◆ EXERCISE INSTRUCTIONS ◆
Only lines containing "Favorites" are wanted from the data below. Copy those lines.

◆ PROVIDED ENTRIES ◆
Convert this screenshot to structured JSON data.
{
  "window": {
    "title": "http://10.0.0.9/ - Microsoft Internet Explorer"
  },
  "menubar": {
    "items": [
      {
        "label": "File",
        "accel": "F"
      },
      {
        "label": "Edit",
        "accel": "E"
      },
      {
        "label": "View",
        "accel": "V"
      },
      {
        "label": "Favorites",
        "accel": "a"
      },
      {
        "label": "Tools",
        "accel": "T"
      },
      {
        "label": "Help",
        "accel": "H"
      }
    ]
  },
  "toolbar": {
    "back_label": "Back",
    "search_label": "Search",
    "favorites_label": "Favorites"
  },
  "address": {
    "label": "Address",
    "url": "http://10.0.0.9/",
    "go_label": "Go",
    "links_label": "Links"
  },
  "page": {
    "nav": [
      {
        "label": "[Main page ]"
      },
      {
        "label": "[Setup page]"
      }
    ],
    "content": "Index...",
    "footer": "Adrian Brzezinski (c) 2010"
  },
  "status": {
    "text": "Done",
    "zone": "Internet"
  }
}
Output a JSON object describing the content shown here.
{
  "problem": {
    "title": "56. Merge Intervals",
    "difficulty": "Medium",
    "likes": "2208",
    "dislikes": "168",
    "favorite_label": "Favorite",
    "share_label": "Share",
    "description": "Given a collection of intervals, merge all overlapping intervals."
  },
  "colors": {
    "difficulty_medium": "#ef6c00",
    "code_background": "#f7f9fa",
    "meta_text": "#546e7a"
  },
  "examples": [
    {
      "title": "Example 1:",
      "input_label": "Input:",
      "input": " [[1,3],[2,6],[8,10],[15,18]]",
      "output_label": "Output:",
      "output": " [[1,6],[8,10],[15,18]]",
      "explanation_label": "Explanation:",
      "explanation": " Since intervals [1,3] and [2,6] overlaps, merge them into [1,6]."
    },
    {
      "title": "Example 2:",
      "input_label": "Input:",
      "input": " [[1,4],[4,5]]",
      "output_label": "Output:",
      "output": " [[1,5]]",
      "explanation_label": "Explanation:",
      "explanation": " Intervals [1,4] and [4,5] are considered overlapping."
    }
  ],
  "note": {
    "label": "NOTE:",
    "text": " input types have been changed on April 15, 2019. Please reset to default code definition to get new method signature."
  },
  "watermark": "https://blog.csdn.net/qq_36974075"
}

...

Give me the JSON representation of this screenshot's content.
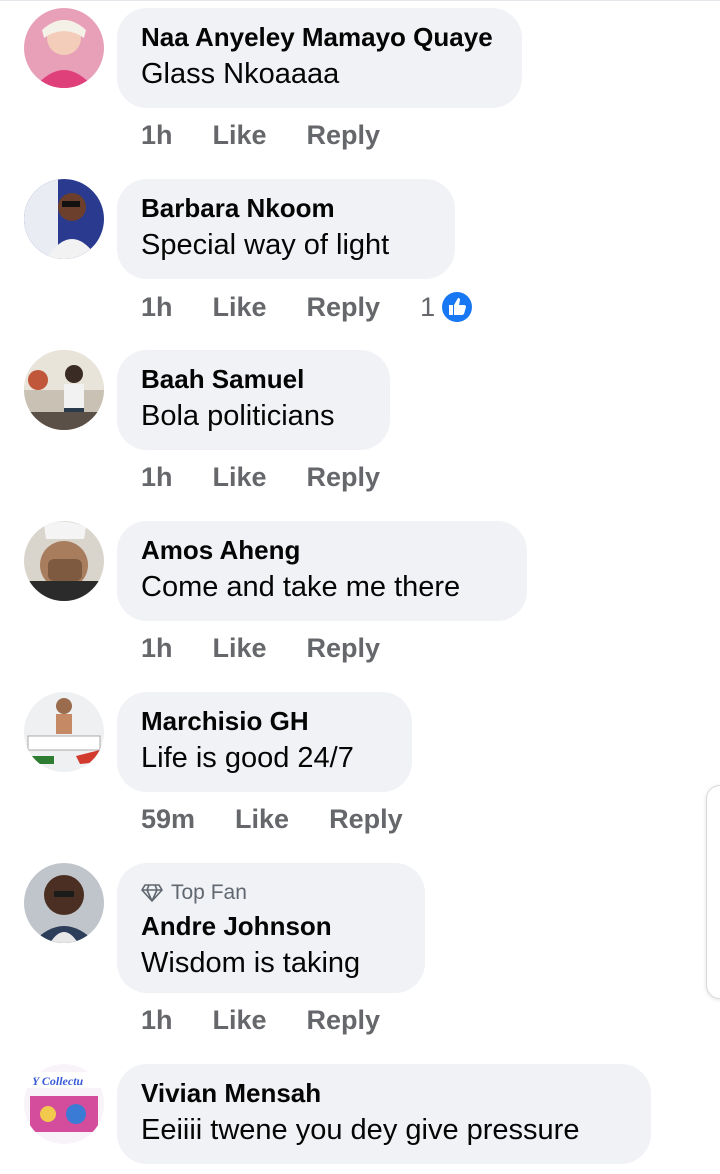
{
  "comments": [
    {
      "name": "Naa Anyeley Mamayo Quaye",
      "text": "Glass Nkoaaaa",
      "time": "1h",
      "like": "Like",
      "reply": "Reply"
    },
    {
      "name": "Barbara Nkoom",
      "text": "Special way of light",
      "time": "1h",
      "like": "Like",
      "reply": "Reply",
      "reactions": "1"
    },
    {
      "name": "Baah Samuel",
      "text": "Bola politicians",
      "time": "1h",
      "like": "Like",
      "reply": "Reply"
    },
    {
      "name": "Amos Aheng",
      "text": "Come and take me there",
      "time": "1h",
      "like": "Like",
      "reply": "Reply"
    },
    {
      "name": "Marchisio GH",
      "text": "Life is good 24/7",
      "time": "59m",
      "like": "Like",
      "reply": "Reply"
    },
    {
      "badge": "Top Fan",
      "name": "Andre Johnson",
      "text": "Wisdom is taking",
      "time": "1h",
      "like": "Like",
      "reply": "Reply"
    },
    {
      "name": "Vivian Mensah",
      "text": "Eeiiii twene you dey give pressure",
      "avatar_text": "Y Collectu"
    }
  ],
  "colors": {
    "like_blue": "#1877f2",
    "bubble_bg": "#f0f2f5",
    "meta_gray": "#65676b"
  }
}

◆ ANSWER BELOW ◆
        "label": "Favorites",
    "favorites_label": "Favorites"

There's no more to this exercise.